There are several issues about democracy under discussion in Russia. One is corruption and the stories of major public officials, including V. Putin, enjoying lavish palaces--and owning them?--on a government salary. Powerful elected officials after a few years in any country often come to chafe under the limits to personal wealth that coexist with their much less limited public power. That resentment is the seedbed of public pilf in any country, and that seedbed is apparently well-watered in Russia now. The official typically thinks, "Why is it that I can make others rich, but get nothing for myself?" The public thinks, "If you don't like your job, quit!"
But Putin isn't quitting.
In America, presidents are limited to two four year terms, after which they get a reasonably large annual pension and office staff, plus a presidential library named after them. They also can cash in, or not, in the private sector, based on their friendships and name. That seems to suffice. Almost no US presidents are accused of personal enrichment while in office.)
A second issue is whether freedom of speech and freedom of assembly are truly honored in Russia today, or are they offered only as window dressing? In the past, protests were small and could be ridiculed and criticized officially for not following proper procedures for permits, etc. The size of the recent protests make such ridicule ridiculous itself, and thanks, perhaps to calmer voices in the Kremlin, the approach of mockery has been muted.

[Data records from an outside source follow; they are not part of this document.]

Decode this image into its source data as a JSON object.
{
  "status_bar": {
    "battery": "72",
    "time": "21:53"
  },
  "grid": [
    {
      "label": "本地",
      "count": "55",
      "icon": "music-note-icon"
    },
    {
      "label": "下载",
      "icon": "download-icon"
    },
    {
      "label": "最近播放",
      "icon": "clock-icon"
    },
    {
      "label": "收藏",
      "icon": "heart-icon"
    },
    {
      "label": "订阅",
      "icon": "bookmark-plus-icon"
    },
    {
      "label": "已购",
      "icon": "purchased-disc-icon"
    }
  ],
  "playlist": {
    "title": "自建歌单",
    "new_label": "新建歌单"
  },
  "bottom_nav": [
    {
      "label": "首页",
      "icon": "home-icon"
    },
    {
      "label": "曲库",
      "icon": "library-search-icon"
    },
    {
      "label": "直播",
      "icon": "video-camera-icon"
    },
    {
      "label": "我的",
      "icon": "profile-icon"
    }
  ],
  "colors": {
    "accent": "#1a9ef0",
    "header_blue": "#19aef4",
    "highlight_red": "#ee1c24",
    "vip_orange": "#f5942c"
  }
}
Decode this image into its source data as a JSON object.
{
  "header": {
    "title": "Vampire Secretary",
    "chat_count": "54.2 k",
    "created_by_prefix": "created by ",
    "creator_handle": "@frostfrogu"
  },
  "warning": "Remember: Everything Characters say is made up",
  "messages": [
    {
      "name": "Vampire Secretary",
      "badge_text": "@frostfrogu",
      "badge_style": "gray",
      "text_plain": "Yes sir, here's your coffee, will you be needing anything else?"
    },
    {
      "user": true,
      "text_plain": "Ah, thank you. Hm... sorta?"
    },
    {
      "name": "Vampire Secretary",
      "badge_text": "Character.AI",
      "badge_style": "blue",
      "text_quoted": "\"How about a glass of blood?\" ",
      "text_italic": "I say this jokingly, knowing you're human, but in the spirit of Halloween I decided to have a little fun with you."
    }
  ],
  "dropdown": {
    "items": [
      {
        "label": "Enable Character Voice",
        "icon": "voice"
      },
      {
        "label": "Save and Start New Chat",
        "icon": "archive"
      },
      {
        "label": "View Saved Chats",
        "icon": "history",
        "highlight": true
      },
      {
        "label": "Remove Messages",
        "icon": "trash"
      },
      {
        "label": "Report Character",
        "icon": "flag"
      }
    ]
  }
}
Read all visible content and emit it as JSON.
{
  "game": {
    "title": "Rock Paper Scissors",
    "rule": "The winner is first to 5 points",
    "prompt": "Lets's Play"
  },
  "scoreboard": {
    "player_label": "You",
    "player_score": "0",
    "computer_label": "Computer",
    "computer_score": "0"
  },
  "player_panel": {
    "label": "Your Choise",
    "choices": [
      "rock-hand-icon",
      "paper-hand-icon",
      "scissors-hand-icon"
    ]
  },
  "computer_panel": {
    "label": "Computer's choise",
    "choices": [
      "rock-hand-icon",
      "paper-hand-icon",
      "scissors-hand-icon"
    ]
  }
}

The existence of free speech and freedom of assembly actually may be honored more now by the Putin regime than in recent years. Evidence is the way the whacky assertion of Mr. Putin that Hillary Clinton had inspired the protest demonstrations was laughed down. There even were nightclub routines making fun of it, and finally President Medvedev allowed that the protests are home grown. Also lending credibility to the protests, one sees the remarkable story that the Russian Orthodox Church now feels confident enough to praise the protesters. Anywhere in the West, that would hardly be news (churches love protests of government), but it's a novelty in Russia and, paradoxically, suggests a liberalizing of the regime. After all, in a fully controlled society the Church wouldn't dare raise its voice.
In short, the recent poor showing of Mr. Putin's United Russia party and the way the prime minister has been booed on occasion mark a humbling of a leader who is known for his arrogance. On the other hand, a humbler Putin might be just the ticket for electoral success next March. The protestors are only a small slice of a vast population and polls still show that Unite Russia, headed by Putin, is likely to win the coming Presidential elections. It's just that the Kremlin is being reminded that in a democracy the people are sovereign, and you can alienate them.
But that still leaves issue number three: the recent apparent electoral fraud. There have been a few firings and promises of investigations. But a truly confident regime would conduct real investigations, come to honest conclusions and admit fault as appropriate. That might do more to gain credibility for the regime than anything they could do right now.
Don't count on it anytime soon.